Food bacteria cases double in a year

SAFETY FIRST: The council's environmental health officer Aaron Price with the food safety display at the Port Lincoln Library.
SAFETY FIRST: The council's environmental health officer Aaron Price with the food safety display at the Port Lincoln Library.

CASES of campylobacter – a bacteria which commonly causes gastroenteritis or gastro – have doubled in Port Lincoln in the past 12-months to 34 cases. 

As part of Food Safety Week which runs from November 11 to 18 the Port Lincoln City Council is asking residents to buy and use a food thermometer to help cook food correctly. 

The council’s environmental health officer Aaron Price said a recent Food Safety Information Council survey found 75 per cent of Australians surveyed reported there was not a food thermometer in their house and only 44 per cent of those with a thermometer reported using it the previous month.

There is an estimated 4.1 million cases of food poisoning in Australia each year that result in 31,920 hospitalisations, 86 deaths and one million visits to doctors.

Mr Price said there were escalating rates of campylobacter and salmonella infection that were particularly linked to poorly cooked poultry and egg dishes.

Port Lincoln mayor Bruce Green said along with the increase in campylobacter cases there had also been 13 cases of salmonella infection.

“To help reduce this number, we are encouraging people to pick up a food thermometer from their local retail store and learn how to use it properly.”

“This will not only ensure safer food but you will also be able to cook the perfect piece of meat,” Mr Green said. 

Mr Price said there were four simple tips to remember when using a food thermometer and they were to follow any instructions on the thermometer’s packaging; to place the thermometer in the thickest part of the food and as close to the centre as possible away from bone, fat or gristle; to check the temperature toward the end of cooking but before the meat is done and to clean the stem of the thermometer before and after each use. 

A list of the correct cooking temperatures and a food safety quiz can be found on the Food Safety Information Council website

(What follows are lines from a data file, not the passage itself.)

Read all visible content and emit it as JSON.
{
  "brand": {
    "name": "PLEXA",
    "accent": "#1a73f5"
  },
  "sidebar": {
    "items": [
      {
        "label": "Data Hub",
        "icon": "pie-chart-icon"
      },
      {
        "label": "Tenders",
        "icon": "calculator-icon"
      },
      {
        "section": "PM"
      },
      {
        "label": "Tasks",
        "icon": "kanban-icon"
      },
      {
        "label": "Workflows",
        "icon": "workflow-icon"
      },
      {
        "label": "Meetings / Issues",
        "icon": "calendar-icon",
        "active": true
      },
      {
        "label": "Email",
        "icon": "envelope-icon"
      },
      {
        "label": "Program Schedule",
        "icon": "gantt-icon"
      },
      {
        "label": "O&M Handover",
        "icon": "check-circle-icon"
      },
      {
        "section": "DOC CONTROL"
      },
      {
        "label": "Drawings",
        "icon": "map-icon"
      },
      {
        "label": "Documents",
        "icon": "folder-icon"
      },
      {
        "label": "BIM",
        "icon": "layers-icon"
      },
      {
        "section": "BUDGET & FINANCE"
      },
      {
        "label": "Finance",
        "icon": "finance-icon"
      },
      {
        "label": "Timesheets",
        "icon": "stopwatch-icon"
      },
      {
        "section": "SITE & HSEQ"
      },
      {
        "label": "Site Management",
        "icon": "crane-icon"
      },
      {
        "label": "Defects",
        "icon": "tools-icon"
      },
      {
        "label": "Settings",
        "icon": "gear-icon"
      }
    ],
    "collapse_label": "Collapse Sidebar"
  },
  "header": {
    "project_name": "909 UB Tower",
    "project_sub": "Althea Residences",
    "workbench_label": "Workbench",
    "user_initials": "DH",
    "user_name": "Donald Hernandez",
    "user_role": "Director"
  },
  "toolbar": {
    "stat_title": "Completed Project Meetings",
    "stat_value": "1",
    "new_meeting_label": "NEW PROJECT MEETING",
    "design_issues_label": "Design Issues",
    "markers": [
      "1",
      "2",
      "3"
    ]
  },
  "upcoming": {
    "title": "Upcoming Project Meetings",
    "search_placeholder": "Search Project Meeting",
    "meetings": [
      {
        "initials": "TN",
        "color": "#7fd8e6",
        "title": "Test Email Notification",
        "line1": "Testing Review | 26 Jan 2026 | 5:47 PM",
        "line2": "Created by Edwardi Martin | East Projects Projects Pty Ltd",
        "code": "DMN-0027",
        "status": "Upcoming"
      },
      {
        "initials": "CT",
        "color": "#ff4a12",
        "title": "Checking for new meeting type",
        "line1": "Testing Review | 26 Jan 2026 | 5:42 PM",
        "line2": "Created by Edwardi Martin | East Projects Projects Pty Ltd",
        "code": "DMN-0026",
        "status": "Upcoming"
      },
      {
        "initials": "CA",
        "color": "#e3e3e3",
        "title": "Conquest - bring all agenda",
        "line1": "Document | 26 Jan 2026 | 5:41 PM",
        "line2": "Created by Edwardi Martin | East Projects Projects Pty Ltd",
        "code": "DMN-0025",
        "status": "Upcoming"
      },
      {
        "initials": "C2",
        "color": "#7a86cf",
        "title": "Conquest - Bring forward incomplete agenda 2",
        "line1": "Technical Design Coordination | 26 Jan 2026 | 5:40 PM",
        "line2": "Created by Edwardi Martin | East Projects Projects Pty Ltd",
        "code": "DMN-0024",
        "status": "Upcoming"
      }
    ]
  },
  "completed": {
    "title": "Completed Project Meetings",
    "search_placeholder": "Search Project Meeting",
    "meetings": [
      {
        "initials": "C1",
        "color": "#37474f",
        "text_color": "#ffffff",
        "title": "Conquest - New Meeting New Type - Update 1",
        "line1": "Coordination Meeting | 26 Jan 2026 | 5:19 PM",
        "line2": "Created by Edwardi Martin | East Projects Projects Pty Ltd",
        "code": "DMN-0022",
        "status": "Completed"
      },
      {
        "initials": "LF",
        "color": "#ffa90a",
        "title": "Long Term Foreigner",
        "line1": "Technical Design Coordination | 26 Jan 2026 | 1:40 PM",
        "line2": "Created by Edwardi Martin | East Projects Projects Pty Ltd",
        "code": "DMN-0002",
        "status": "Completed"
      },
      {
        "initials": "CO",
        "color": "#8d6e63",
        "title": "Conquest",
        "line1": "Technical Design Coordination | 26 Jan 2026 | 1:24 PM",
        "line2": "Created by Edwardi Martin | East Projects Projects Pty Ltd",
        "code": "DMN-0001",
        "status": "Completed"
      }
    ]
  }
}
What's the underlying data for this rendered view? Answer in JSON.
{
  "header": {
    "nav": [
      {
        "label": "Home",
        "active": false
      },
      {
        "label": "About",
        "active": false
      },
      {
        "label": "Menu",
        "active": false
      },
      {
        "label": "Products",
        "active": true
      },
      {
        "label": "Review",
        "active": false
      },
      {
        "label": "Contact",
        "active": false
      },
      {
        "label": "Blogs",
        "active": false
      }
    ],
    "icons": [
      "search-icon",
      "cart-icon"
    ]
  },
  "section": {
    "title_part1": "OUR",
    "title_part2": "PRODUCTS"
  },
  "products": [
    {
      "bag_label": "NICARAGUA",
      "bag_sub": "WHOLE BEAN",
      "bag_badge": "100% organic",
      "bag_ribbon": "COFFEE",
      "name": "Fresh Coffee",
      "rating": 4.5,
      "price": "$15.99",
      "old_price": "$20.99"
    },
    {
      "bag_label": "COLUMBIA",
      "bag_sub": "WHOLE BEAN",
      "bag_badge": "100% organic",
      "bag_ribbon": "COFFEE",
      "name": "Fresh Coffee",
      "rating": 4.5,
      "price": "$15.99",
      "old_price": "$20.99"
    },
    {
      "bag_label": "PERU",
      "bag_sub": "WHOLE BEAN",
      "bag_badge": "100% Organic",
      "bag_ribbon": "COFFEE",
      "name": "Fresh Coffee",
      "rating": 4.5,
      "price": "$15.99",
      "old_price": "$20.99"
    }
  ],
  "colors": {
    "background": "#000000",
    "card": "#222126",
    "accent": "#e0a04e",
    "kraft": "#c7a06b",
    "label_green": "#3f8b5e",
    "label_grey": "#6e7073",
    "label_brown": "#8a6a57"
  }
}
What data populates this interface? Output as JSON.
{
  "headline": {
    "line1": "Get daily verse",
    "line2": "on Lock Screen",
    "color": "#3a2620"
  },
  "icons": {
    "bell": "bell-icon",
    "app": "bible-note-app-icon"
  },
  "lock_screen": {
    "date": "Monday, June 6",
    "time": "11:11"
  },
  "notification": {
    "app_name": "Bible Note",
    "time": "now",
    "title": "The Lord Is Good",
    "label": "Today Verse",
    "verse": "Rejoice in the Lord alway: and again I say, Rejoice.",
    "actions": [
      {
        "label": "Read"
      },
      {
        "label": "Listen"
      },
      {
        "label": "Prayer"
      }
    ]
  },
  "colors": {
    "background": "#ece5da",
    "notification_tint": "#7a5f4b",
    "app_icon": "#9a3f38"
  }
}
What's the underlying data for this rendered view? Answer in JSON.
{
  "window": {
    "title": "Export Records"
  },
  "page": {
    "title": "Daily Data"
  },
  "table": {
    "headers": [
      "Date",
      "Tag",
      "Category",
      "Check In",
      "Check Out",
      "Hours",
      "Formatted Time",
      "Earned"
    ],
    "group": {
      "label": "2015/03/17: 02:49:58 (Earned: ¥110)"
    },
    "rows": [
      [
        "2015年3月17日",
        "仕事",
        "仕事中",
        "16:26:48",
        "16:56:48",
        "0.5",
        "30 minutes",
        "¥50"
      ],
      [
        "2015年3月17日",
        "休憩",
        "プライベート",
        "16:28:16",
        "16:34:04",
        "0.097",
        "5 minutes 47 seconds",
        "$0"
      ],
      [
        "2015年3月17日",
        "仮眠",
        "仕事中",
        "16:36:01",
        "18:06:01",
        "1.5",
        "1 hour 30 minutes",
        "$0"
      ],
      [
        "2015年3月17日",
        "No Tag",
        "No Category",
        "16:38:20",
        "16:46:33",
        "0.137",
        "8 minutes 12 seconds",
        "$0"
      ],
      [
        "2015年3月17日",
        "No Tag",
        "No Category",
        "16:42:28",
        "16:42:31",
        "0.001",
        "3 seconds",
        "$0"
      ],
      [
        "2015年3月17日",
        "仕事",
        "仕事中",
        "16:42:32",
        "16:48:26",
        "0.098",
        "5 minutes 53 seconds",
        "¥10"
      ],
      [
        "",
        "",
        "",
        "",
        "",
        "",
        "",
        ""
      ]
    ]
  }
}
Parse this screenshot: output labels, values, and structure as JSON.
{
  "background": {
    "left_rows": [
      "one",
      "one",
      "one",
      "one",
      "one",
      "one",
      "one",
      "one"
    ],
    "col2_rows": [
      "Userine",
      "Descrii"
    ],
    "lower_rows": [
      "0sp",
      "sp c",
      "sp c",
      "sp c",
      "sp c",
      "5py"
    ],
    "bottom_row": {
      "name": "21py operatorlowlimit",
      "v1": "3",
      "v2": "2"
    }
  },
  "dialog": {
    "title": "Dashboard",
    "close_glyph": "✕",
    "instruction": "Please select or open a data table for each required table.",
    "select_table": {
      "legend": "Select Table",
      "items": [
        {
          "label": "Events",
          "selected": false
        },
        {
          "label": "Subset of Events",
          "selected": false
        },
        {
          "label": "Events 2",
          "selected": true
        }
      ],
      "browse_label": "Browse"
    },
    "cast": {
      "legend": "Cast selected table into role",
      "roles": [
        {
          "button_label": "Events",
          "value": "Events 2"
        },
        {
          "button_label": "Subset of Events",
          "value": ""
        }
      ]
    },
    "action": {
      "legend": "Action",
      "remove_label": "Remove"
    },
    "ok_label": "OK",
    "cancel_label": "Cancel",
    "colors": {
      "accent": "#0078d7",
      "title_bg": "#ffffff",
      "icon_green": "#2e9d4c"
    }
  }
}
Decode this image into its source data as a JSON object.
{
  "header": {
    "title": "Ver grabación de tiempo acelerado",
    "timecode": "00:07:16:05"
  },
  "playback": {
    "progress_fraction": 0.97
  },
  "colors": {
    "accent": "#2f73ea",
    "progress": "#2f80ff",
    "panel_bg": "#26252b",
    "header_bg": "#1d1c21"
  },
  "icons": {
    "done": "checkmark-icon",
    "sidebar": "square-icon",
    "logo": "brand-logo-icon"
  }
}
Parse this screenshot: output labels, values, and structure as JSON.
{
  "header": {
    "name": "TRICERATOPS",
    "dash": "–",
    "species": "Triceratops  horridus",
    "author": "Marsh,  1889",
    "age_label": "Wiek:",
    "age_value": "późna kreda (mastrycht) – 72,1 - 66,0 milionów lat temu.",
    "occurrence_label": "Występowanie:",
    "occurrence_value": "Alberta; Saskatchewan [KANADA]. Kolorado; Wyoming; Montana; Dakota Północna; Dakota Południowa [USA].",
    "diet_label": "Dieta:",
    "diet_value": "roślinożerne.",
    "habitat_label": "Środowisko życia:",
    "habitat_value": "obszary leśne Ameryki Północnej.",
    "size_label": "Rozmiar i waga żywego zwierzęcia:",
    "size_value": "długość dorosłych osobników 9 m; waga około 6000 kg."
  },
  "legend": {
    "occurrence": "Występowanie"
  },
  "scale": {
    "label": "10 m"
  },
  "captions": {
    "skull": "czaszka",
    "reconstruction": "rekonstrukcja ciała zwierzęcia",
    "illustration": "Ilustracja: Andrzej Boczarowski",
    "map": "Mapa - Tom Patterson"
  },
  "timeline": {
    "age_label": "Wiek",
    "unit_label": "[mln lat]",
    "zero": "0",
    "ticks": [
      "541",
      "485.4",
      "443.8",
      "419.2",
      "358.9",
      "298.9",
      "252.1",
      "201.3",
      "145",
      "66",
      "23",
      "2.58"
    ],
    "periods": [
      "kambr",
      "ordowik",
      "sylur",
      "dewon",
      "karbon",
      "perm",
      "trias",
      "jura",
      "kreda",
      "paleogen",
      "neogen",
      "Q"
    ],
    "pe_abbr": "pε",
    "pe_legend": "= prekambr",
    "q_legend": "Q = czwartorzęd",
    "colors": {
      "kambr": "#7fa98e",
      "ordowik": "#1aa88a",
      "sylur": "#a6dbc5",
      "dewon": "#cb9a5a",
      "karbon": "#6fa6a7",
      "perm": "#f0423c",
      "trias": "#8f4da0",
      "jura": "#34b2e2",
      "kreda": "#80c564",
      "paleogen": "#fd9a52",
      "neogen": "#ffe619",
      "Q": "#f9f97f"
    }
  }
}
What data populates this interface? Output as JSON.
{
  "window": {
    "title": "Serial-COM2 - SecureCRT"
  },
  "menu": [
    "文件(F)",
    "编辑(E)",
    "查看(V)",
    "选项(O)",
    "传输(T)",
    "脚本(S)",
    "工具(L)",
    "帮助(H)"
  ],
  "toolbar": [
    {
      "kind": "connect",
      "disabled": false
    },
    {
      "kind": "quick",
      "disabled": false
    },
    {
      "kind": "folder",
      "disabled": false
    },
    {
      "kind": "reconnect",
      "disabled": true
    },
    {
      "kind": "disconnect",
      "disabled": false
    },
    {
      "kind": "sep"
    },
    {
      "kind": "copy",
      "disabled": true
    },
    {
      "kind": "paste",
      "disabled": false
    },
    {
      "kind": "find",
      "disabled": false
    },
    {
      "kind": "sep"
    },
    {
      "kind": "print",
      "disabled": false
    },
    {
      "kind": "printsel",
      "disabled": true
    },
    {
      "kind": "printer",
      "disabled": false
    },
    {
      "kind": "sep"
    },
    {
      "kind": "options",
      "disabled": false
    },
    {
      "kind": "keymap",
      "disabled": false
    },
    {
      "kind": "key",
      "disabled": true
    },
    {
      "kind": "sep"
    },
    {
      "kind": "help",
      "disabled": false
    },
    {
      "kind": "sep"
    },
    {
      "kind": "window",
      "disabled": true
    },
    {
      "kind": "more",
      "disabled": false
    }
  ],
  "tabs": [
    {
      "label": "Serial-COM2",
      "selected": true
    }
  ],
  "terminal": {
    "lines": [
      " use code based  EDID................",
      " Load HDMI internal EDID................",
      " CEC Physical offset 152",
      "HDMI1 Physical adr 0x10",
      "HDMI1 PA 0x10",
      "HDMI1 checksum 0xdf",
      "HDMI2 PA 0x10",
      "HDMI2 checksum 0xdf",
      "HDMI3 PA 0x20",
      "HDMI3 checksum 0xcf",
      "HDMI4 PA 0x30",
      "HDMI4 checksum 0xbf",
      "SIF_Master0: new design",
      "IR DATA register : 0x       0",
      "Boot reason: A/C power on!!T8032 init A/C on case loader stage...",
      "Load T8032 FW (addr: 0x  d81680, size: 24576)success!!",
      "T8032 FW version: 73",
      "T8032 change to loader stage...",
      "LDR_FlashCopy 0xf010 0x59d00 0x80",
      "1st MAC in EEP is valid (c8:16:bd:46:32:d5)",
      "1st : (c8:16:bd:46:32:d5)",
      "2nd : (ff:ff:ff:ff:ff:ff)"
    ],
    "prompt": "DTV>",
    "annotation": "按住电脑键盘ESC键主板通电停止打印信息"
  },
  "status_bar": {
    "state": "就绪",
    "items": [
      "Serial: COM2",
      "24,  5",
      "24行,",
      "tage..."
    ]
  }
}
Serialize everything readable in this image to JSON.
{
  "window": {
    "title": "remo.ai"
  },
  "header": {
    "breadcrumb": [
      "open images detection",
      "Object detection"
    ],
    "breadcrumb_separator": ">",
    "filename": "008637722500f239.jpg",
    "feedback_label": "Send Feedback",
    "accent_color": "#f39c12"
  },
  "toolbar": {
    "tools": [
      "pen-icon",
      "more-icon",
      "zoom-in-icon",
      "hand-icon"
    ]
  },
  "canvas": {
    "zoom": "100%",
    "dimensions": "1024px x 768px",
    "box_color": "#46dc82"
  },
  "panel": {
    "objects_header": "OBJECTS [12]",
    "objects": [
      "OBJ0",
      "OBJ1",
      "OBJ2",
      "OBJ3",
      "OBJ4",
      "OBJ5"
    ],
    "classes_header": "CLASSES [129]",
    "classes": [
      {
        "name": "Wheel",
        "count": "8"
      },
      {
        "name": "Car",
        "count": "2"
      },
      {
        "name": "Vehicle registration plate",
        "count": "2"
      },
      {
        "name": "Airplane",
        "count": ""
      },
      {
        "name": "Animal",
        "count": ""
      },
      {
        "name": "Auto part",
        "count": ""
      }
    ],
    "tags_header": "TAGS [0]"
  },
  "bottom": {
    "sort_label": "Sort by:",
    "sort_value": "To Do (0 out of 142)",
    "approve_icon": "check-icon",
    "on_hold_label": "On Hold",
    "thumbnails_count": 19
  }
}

Top 10 food temperature tips

  1. If perishable food isn’t being kept cold in eskies or chiller bags, make the trip from supermarket to home a short one.
  2. Check your refrigerator is working properly and the food inside is under 5C
  3. Store ready to eat items (like those that won't be cooked before consumption) on the top shelves in the fridge or in separate compartments
  4. Plan ahead and defrost frozen items in the fridge
  5. Cook raw poultry and other meats thoroughly (above 75C core temperature)
  6. Reheat food only once and if holding it hot keep it above 60C
  7. Apply the two and four hour rule. If food usually requiring refrigeration has been out for less than two hours, then, providing it has not been contaminated, it can be returned to the fridge. If it's been out for longer than two hours, it can't go back and should be eaten asap. At the four hour mark, the food should be discarded.
  8. Don't completely fill your fridge, circulation of the cold air is important
  9. Try to avoid handling food intended for other family members if you have been unwell
  10. Seek medical attention if you believe you have food poisoning and remember, the last meal consumed is not necessarily the cause of a food poisoning case.